What to work on: Would you print all of the entries word for word?

=== Data ===

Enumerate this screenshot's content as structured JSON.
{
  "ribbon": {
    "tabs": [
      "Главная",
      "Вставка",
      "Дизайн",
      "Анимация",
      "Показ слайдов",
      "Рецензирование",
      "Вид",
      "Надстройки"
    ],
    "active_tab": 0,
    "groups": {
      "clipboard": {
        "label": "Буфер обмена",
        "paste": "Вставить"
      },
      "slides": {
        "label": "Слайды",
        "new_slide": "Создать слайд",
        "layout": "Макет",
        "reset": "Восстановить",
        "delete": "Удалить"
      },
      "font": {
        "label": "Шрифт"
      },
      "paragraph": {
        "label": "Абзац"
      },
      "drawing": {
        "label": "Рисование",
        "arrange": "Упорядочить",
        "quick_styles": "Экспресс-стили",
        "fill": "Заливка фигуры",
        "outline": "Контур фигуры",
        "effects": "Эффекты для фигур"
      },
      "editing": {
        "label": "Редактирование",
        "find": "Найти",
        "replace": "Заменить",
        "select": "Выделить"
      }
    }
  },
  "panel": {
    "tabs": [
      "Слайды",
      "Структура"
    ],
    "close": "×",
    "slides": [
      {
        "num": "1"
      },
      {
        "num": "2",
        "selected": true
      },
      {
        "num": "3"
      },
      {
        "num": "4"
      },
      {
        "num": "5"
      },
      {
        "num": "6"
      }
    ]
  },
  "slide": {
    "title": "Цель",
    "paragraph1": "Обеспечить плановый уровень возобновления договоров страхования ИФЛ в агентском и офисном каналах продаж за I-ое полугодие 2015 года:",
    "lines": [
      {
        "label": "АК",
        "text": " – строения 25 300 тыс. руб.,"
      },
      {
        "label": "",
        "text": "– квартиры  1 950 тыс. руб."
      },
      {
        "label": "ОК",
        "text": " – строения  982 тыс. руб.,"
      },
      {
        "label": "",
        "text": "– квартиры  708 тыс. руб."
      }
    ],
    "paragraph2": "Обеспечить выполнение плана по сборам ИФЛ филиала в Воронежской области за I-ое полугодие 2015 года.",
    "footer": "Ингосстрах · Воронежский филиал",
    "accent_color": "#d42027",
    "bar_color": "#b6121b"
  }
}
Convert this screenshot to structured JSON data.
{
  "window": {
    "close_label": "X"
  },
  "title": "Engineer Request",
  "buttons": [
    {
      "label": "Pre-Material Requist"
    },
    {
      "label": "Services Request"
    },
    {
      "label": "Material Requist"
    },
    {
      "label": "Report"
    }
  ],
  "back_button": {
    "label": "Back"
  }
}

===

Response:
Enumerate this screenshot's content as structured JSON.
{
  "ribbon": {
    "tabs": [
      "Главная",
      "Вставка",
      "Дизайн",
      "Анимация",
      "Показ слайдов",
      "Рецензирование",
      "Вид",
      "Надстройки"
    ],
    "active_tab": 0,
    "groups": {
      "clipboard": {
        "label": "Буфер обмена",
        "paste": "Вставить"
      },
      "slides": {
        "label": "Слайды",
        "new_slide": "Создать слайд",
        "layout": "Макет",
        "reset": "Восстановить",
        "delete": "Удалить"
      },
      "font": {
        "label": "Шрифт"
      },
      "paragraph": {
        "label": "Абзац"
      },
      "drawing": {
        "label": "Рисование",
        "arrange": "Упорядочить",
        "quick_styles": "Экспресс-стили",
        "fill": "Заливка фигуры",
        "outline": "Контур фигуры",
        "effects": "Эффекты для фигур"
      },
      "editing": {
        "label": "Редактирование",
        "find": "Найти",
        "replace": "Заменить",
        "select": "Выделить"
      }
    }
  },
  "panel": {
    "tabs": [
      "Слайды",
      "Структура"
    ],
    "close": "×",
    "slides": [
      {
        "num": "1"
      },
      {
        "num": "2",
        "selected": true
      },
      {
        "num": "3"
      },
      {
        "num": "4"
      },
      {
        "num": "5"
      },
      {
        "num": "6"
      }
    ]
  },
  "slide": {
    "title": "Цель",
    "paragraph1": "Обеспечить плановый уровень возобновления договоров страхования ИФЛ в агентском и офисном каналах продаж за I-ое полугодие 2015 года:",
    "lines": [
      {
        "label": "АК",
        "text": " – строения 25 300 тыс. руб.,"
      },
      {
        "label": "",
        "text": "– квартиры  1 950 тыс. руб."
      },
      {
        "label": "ОК",
        "text": " – строения  982 тыс. руб.,"
      },
      {
        "label": "",
        "text": "– квартиры  708 тыс. руб."
      }
    ],
    "paragraph2": "Обеспечить выполнение плана по сборам ИФЛ филиала в Воронежской области за I-ое полугодие 2015 года.",
    "footer": "Ингосстрах · Воронежский филиал",
    "accent_color": "#d42027",
    "bar_color": "#b6121b"
  }
}
Convert this screenshot to structured JSON data.
{
  "window": {
    "close_label": "X"
  },
  "title": "Engineer Request",
  "buttons": [
    {
      "label": "Pre-Material Requist"
    },
    {
      "label": "Services Request"
    },
    {
      "label": "Material Requist"
    },
    {
      "label": "Report"
    }
  ],
  "back_button": {
    "label": "Back"
  }
}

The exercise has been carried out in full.